After a bumpy 2011 and a slow-starting 2012, there is no disputing the residential real-estate market this year has pulled out of the depths of the mortgage crisis.
For the last 18 months, the median home price in King County has gone up each month when compared to the same month a year ago. Since January, the median price also has gone up each month from the previous month. Median means half the homes sold for more, half for less.
The high-water mark was set in July 2007, when the median price of a single-family home in King County was $481,000.
A closer look at the submarkets in June shows the same basic trend with a few twists.
• Eastside: The most expensive area keeps its title. In the last two years, the median has moved up 16 percent to $591,825 from $510,000 in June 2011. The July 2007 median high was: $628,000.
• Seattle: The median is $458,000, up 19.7 percent from $382,500 in June 2011. The July 2007 median: $499,000.
• North King County: The median is $375,000, up 22.4 percent from $306,250 in June 2011. The July 2007 median: $448,250.
Foreclosures and short sales hit the southern end of the county the hardest. Even so, the prices have increased.
• Southwest King County (Burien, Tukwila, Des Moines, Federal Way, west Kent): The median is $240,000, up 28 percent from $187,500 in June 2011. The July 2007 median: $330,000.
• Southeast King County (Renton, east Kent, Auburn, Maple Valley): The median is $292,100, up 21.7 percent from $239,900 in June 2011. The July 2007 median: $375,000.
If you have been sitting on the sidelines the last two years, you have missed the bottom in terms of prices and interest rates.
Mortgage buyer Freddie Mac reported Thursday the average on the 30-year loan rose to 4.51 percent, a two-year high.
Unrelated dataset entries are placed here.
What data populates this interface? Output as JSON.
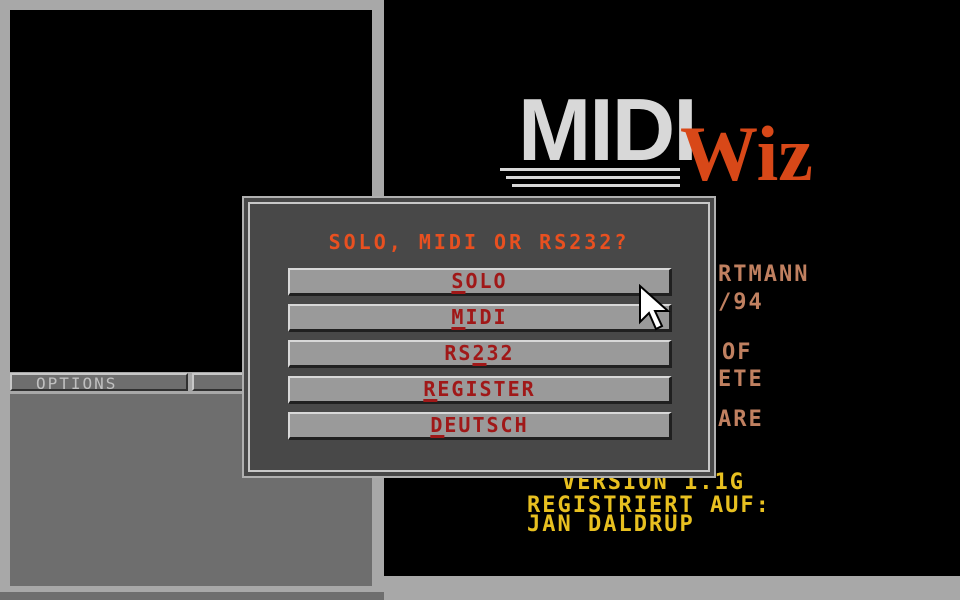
{
  "left_panel": {
    "options_tab_label": "OPTIONS"
  },
  "logo": {
    "midi": "MIDI",
    "wiz": "Wiz"
  },
  "background": {
    "line1": "RTMANN",
    "line2": "/94",
    "line3": "OF",
    "line4": "ETE",
    "line5": "ARE",
    "version": "VERSION 1.1G",
    "registered_label": "REGISTRIERT AUF:",
    "registered_name": "JAN DALDRUP"
  },
  "dialog": {
    "title": "SOLO, MIDI OR RS232?",
    "buttons": [
      {
        "pre": "",
        "ul": "S",
        "post": "OLO"
      },
      {
        "pre": "",
        "ul": "M",
        "post": "IDI"
      },
      {
        "pre": "RS",
        "ul": "2",
        "post": "32"
      },
      {
        "pre": "",
        "ul": "R",
        "post": "EGISTER"
      },
      {
        "pre": "",
        "ul": "D",
        "post": "EUTSCH"
      }
    ]
  },
  "colors": {
    "title_orange": "#e85020",
    "button_text_red": "#a01818",
    "bg_text_brown": "#c08060",
    "bg_text_yellow": "#e8c020"
  },
  "icons": {
    "cursor": "arrow-pointer-icon"
  }
}
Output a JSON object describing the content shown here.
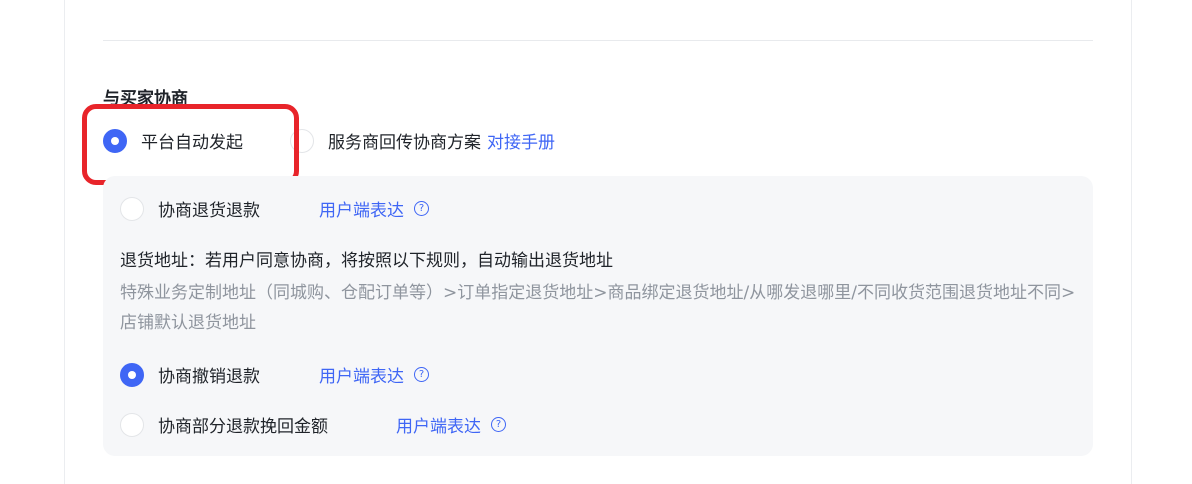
{
  "section": {
    "title": "与买家协商"
  },
  "mode": {
    "options": [
      {
        "label": "平台自动发起",
        "checked": true
      },
      {
        "label": "服务商回传协商方案",
        "checked": false
      }
    ],
    "manual_link": "对接手册"
  },
  "panel": {
    "items": [
      {
        "label": "协商退货退款",
        "checked": false,
        "link": "用户端表达"
      },
      {
        "label": "协商撤销退款",
        "checked": true,
        "link": "用户端表达"
      },
      {
        "label": "协商部分退款挽回金额",
        "checked": false,
        "link": "用户端表达"
      }
    ],
    "return_address": {
      "title": "退货地址：若用户同意协商，将按照以下规则，自动输出退货地址",
      "description": "特殊业务定制地址（同城购、仓配订单等）>订单指定退货地址>商品绑定退货地址/从哪发退哪里/不同收货范围退货地址不同>店铺默认退货地址"
    }
  },
  "colors": {
    "accent": "#3f66f5",
    "highlight": "#e8242a",
    "muted": "#8f959e",
    "panel_bg": "#f6f7f9"
  },
  "icons": {
    "help": "question-circle-icon"
  }
}
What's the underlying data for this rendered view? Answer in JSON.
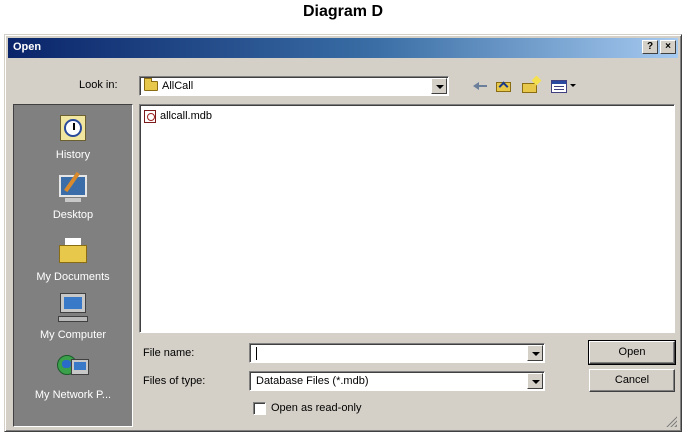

The average on the 15-year fixed mortgage increased to 3.53 percent from 3.39 percent last week. That’s the highest since August 2011.
Just two months ago, the average rate on the 30-year loan was 3.35 percent — barely above the record low of 3.31 percent.
Residential real-estate market makes recovery | Business & Technology | The Seattle Times.